#### [What to do]
Among the entries below, find every line that has "دارد" and pull it out.

#### [Entries provided]

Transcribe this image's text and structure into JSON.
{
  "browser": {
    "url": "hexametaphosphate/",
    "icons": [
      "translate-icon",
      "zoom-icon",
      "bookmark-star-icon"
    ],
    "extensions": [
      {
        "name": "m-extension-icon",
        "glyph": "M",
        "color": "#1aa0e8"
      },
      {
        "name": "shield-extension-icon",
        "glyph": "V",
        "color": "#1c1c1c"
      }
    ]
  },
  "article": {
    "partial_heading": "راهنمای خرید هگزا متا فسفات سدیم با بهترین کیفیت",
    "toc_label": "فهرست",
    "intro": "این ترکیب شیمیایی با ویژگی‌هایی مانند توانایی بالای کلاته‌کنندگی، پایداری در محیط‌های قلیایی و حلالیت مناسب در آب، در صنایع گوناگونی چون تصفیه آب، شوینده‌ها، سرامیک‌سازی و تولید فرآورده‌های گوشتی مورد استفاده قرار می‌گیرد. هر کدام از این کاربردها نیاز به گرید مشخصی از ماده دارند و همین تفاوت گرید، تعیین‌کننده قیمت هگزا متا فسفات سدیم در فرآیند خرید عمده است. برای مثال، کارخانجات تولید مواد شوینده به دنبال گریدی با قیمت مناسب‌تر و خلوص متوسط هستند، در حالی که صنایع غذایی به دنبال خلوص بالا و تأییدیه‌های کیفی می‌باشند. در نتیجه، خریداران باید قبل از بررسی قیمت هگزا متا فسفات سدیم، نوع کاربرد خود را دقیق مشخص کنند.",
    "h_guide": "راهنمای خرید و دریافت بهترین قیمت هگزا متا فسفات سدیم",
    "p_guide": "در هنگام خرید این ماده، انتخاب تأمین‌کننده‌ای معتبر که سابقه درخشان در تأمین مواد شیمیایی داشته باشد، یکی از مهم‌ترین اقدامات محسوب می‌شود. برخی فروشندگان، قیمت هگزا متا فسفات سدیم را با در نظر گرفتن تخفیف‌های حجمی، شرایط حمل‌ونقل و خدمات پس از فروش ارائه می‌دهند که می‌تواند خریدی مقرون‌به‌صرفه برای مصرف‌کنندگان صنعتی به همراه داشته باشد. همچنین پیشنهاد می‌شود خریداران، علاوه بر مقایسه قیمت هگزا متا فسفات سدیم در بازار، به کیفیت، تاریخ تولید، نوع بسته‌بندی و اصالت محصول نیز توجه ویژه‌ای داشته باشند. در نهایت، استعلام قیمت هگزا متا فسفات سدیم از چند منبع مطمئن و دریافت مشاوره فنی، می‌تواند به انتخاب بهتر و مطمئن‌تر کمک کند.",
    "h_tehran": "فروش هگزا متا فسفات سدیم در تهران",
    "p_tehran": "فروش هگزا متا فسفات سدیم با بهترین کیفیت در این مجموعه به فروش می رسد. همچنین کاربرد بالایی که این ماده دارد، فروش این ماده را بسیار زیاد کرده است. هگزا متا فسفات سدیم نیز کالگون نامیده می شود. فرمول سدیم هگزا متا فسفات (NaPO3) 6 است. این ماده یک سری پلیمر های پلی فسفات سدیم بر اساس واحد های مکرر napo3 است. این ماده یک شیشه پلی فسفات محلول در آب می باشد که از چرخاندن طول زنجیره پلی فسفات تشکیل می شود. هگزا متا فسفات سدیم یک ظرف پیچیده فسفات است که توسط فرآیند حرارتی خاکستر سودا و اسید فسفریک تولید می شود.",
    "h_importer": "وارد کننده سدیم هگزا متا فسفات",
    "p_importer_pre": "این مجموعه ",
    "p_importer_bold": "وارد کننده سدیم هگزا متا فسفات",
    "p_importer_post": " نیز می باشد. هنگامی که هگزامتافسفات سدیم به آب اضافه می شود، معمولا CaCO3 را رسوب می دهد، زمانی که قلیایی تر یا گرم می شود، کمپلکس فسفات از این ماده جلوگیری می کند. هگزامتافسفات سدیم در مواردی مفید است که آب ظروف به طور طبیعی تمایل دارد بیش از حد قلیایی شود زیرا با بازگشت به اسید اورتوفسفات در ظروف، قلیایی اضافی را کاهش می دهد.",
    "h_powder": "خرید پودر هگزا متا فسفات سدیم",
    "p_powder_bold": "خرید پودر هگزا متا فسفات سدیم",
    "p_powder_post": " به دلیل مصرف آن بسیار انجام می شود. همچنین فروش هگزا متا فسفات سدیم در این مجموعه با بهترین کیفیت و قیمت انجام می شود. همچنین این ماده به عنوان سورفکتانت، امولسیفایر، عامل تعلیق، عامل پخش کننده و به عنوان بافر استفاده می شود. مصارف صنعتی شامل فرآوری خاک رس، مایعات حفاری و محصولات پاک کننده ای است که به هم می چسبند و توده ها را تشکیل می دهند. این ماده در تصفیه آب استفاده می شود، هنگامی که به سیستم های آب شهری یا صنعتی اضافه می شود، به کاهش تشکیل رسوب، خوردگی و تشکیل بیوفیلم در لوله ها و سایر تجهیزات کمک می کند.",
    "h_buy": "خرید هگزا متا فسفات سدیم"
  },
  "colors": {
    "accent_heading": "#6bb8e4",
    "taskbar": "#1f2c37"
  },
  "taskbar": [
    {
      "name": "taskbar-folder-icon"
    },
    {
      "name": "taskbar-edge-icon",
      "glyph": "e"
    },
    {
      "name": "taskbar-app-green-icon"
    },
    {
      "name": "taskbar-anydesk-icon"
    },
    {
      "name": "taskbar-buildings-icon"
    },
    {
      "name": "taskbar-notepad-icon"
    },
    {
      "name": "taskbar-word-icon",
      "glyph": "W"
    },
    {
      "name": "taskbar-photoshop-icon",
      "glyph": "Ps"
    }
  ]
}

#### [Response area]
    "p_tehran": "فروش هگزا متا فسفات سدیم با بهترین کیفیت در این مجموعه به فروش می رسد. همچنین کاربرد بالایی که این ماده دارد، فروش این ماده را بسیار زیاد کرده است. هگزا متا فسفات سدیم نیز کالگون نامیده می شود. فرمول سدیم هگزا متا فسفات (NaPO3) 6 است. این ماده یک سری پلیمر های پلی فسفات سدیم بر اساس واحد های مکرر napo3 است. این ماده یک شیشه پلی فسفات محلول در آب می باشد که از چرخاندن طول زنجیره پلی فسفات تشکیل می شود. هگزا متا فسفات سدیم یک ظرف پیچیده فسفات است که توسط فرآیند حرارتی خاکستر سودا و اسید فسفریک تولید می شود.",
    "p_importer_post": " نیز می باشد. هنگامی که هگزامتافسفات سدیم به آب اضافه می شود، معمولا CaCO3 را رسوب می دهد، زمانی که قلیایی تر یا گرم می شود، کمپلکس فسفات از این ماده جلوگیری می کند. هگزامتافسفات سدیم در مواردی مفید است که آب ظروف به طور طبیعی تمایل دارد بیش از حد قلیایی شود زیرا با بازگشت به اسید اورتوفسفات در ظروف، قلیایی اضافی را کاهش می دهد.",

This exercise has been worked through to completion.